9. The Triumph Raptor Vented #2 motorcycle riding jacket has a nylon shell and perforated mesh panels, CE armor in the elbows and shoulders, and a dual-density back protector. It has a removable windproof and water-resistant liner, and reflective front and rear piping along with width adjusters at the waist. Price: $152.99.

10. The Alpinestars T-Breeze Air-Flo motorcycle riding jacket has a 600-denier polyester shell with waterproof heavy mesh panels in the arms, front and back. The embroidered patch logos and reflective striping keep you visible at night, and it also features a foam back pad along with removable CE elbow and shoulder armor. Price: $199.95.

Into the (warm) wind
It’s amazing that 10 motorcycle riding jackets with the same basic goal could be so different. The Tour Master and Cortech jackets are similar in that they both sport fully mesh construction with the addition of two liners each (a thermal liner and a waterproof/windproof liner). Both seem to have a broader aim in what kind of weather they’re meant for (i.e., not just the hot, dry summer temps), and though we’ve so far only had a chance to test them when it’s hot and dry, they’re both quite adept at keeping you cool when it’s 95 F out. If they’ll do that and, with their liners in, be any good when things cool off, then we’re sold. You can’t go wrong with either one, and if your travels often involve changing weather situations, these would both be great pieces of gear. They also both feel secure and safe, even with the liners out.

The Triumph, Olympia and Rev’It! jackets are quite alike as well, as they’re all nylon jackets with mesh inserts in the arms, chest and back. The Triumph feels the most heavy-duty of the three. It has the closest-fitting cut, whereas the Olympia has a roomier feel, but both of these jackets feel secure, and both allow a surprising amount of air to flow through their mesh panels, keeping you cool. The Rev’It! feels lighter in both weight and build than the Triumph or Olympia, and though it’s a lovely jacket overall, air just doesn’t move through it like it does with the Triumph and the Olympia. The light color does help, though (cooler than black, yet many of these jackets are available in a variety of colors), and it’s possibly one of the most stylish jackets here.

The Alpinestars T-Breeze Air-Flo jacket is a lighter, full-mesh jacket, but the padding in it is heavy-duty. It’s cooler than the jackets above, and yet it feels like it would provide just as much protection.

The Vanson feels very purposeful and is cut much like a racing jacket. Its full-mesh design moves tons of air. Like the Alpinestars jacket, it’s a great, secure-feeling summer jacket choice.

The last grouping includes the Joe Rocket, Icon and Z1R jackets. These very light jackets are great in the heat, but don’t give you that same feeling of security as the ones above. With its liner out, the Joe Rocket felt a bit scratchy on the inside, but it breathes extremely well. The Icon also allows a lot of air through and has become one of our favorites.
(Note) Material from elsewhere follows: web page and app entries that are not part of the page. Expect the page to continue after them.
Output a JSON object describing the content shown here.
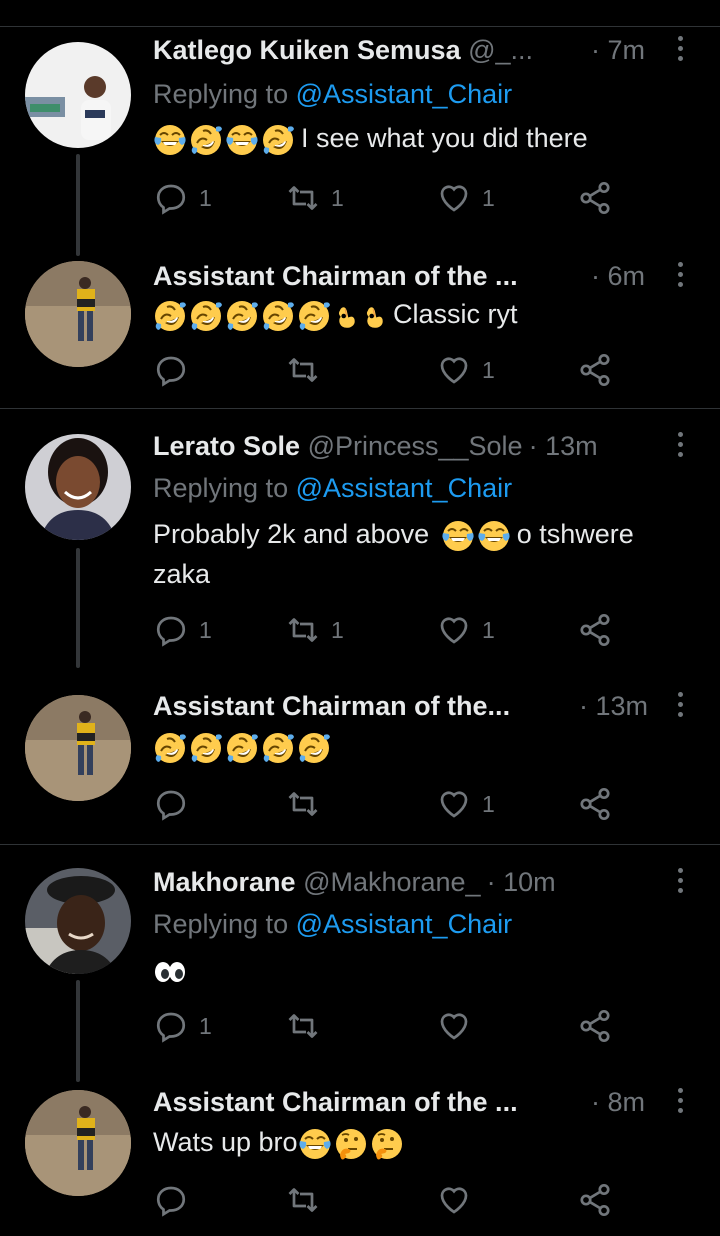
{
  "colors": {
    "background": "#000000",
    "text": "#e7e9ea",
    "muted": "#71767b",
    "link": "#1d9bf0",
    "divider": "#2f3336"
  },
  "tweets": [
    {
      "name": "Katlego Kuiken Semusa",
      "handle": "@_...",
      "time": "· 7m",
      "reply_prefix": "Replying to",
      "reply_to": "@Assistant_Chair",
      "emojis": [
        "face-with-tears-of-joy",
        "rolling-on-the-floor-laughing",
        "face-with-tears-of-joy",
        "rolling-on-the-floor-laughing"
      ],
      "text": "I see what you did there",
      "replies": "1",
      "retweets": "1",
      "likes": "1"
    },
    {
      "name": "Assistant Chairman of the ...",
      "handle": "",
      "time": "· 6m",
      "emojis": [
        "rolling-on-the-floor-laughing",
        "rolling-on-the-floor-laughing",
        "rolling-on-the-floor-laughing",
        "rolling-on-the-floor-laughing",
        "rolling-on-the-floor-laughing",
        "ok-hand",
        "ok-hand"
      ],
      "text": "Classic ryt",
      "replies": "",
      "retweets": "",
      "likes": "1"
    },
    {
      "name": "Lerato Sole",
      "handle": "@Princess__Sole",
      "time": "· 13m",
      "reply_prefix": "Replying to",
      "reply_to": "@Assistant_Chair",
      "text_before": "Probably 2k and above",
      "emojis": [
        "face-with-tears-of-joy",
        "face-with-tears-of-joy"
      ],
      "text_after": "o tshwere",
      "text_line2": "zaka",
      "replies": "1",
      "retweets": "1",
      "likes": "1"
    },
    {
      "name": "Assistant Chairman of the...",
      "handle": "",
      "time": "· 13m",
      "emojis": [
        "rolling-on-the-floor-laughing",
        "rolling-on-the-floor-laughing",
        "rolling-on-the-floor-laughing",
        "rolling-on-the-floor-laughing",
        "rolling-on-the-floor-laughing"
      ],
      "replies": "",
      "retweets": "",
      "likes": "1"
    },
    {
      "name": "Makhorane",
      "handle": "@Makhorane_",
      "time": "· 10m",
      "reply_prefix": "Replying to",
      "reply_to": "@Assistant_Chair",
      "emojis": [
        "eyes"
      ],
      "replies": "1",
      "retweets": "",
      "likes": ""
    },
    {
      "name": "Assistant Chairman of the ...",
      "handle": "",
      "time": "· 8m",
      "text": "Wats up bro",
      "emojis": [
        "face-with-tears-of-joy",
        "thinking-face",
        "thinking-face"
      ],
      "replies": "",
      "retweets": "",
      "likes": ""
    }
  ],
  "icons": {
    "reply": "reply-icon",
    "retweet": "retweet-icon",
    "like": "heart-icon",
    "share": "share-icon",
    "more": "more-icon"
  }
}
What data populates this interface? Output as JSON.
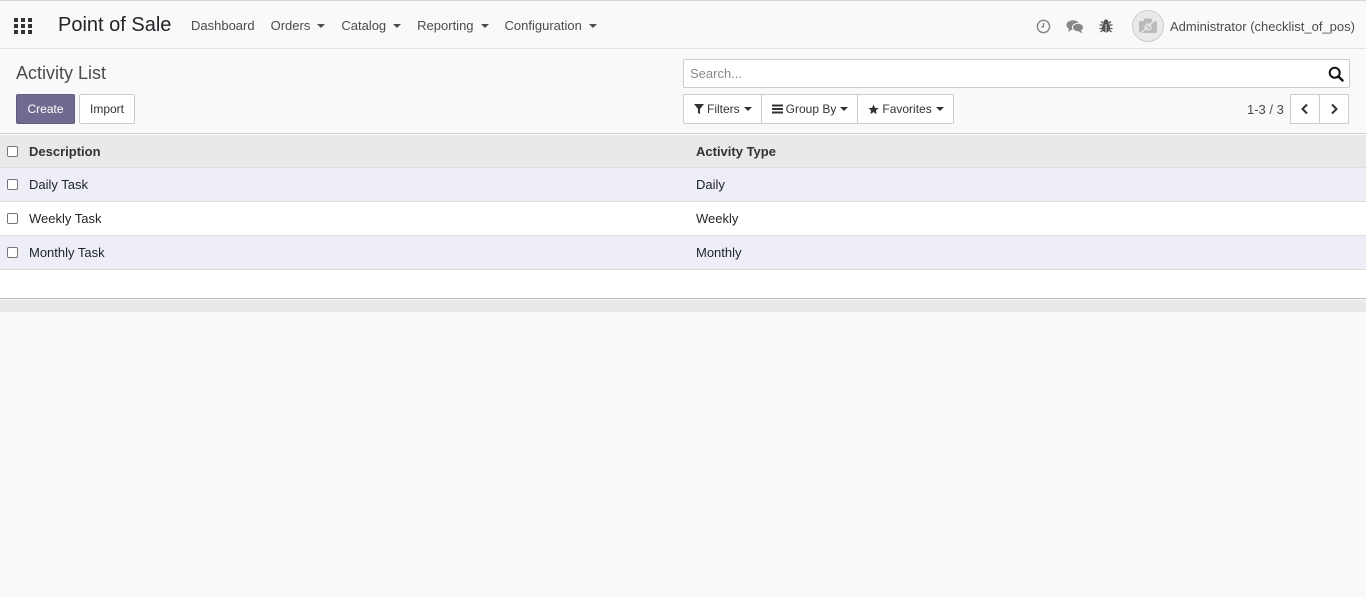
{
  "navbar": {
    "app_title": "Point of Sale",
    "menu": [
      {
        "label": "Dashboard",
        "dropdown": false
      },
      {
        "label": "Orders",
        "dropdown": true
      },
      {
        "label": "Catalog",
        "dropdown": true
      },
      {
        "label": "Reporting",
        "dropdown": true
      },
      {
        "label": "Configuration",
        "dropdown": true
      }
    ],
    "systray_icons": [
      "clock-icon",
      "chat-icon",
      "bug-icon"
    ],
    "user_name": "Administrator (checklist_of_pos)"
  },
  "control_panel": {
    "breadcrumb": "Activity List",
    "create_label": "Create",
    "import_label": "Import",
    "search_placeholder": "Search...",
    "filters_label": "Filters",
    "group_by_label": "Group By",
    "favorites_label": "Favorites",
    "pager_value": "1-3 / 3"
  },
  "table": {
    "columns": [
      "Description",
      "Activity Type"
    ],
    "rows": [
      [
        "Daily Task",
        "Daily"
      ],
      [
        "Weekly Task",
        "Weekly"
      ],
      [
        "Monthly Task",
        "Monthly"
      ]
    ]
  },
  "colors": {
    "primary": "#6f6a8f",
    "row_stripe": "#eeeef6",
    "header_bg": "#e9e9e9"
  }
}
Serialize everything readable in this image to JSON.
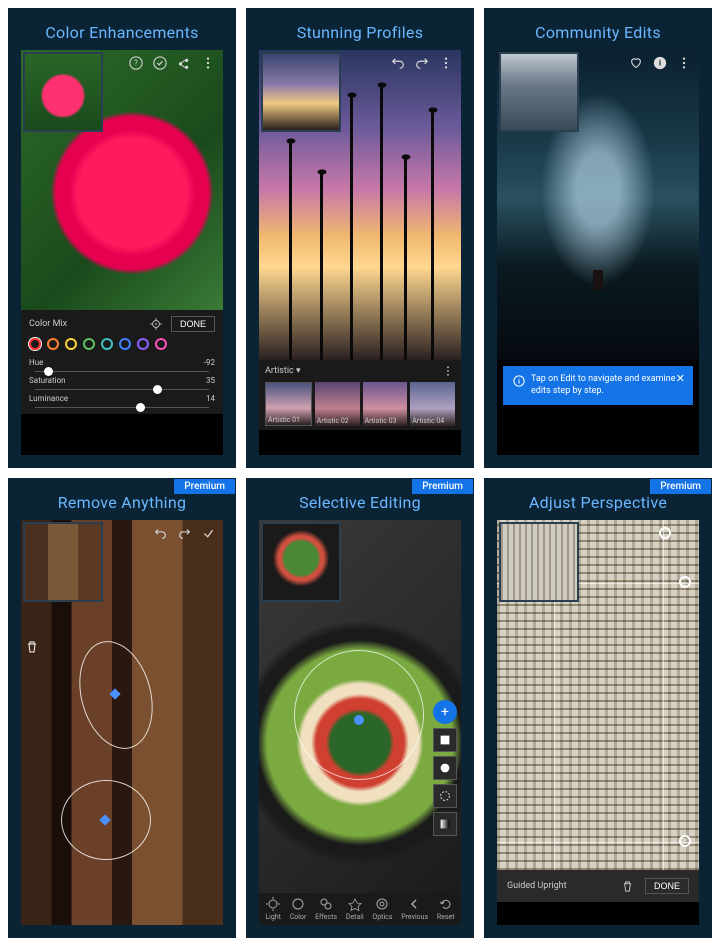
{
  "cards": [
    {
      "title": "Color Enhancements",
      "premium": false
    },
    {
      "title": "Stunning Profiles",
      "premium": false
    },
    {
      "title": "Community Edits",
      "premium": false
    },
    {
      "title": "Remove Anything",
      "premium": true
    },
    {
      "title": "Selective Editing",
      "premium": true
    },
    {
      "title": "Adjust Perspective",
      "premium": true
    }
  ],
  "premium_label": "Premium",
  "color_mix": {
    "panel_label": "Color Mix",
    "done_label": "DONE",
    "colors": [
      "#ff3030",
      "#ff8030",
      "#ffd030",
      "#60c060",
      "#40c0c0",
      "#4080ff",
      "#9060ff",
      "#ff50c0"
    ],
    "selected_index": 0,
    "sliders": [
      {
        "name": "Hue",
        "value": -92,
        "pos": 5
      },
      {
        "name": "Saturation",
        "value": 35,
        "pos": 68
      },
      {
        "name": "Luminance",
        "value": 14,
        "pos": 58
      }
    ]
  },
  "profiles": {
    "category": "Artistic",
    "items": [
      "Artistic 01",
      "Artistic 02",
      "Artistic 03",
      "Artistic 04"
    ]
  },
  "community_tip": "Tap on Edit to navigate and examine edits step by step.",
  "selective_tools": [
    "Light",
    "Color",
    "Effects",
    "Detail",
    "Optics",
    "Previous",
    "Reset"
  ],
  "perspective": {
    "mode": "Guided Upright",
    "done": "DONE"
  }
}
It’s the one editor Hall chose for his last 1,000-mile trip. The Z1R is comfortable and cool, but the the armor in it doesn’t feel as heavy-duty and secure as we’d like.

In the end, all of the summer motorcycle jackets here will keep you cooler in the heat than your standard leather jacket, and many offer weather protection, too. Though many prefer the protection of leather (and we can’t argue), if you don’t own a mesh jacket, try one. It can make mid-summer riding fun again.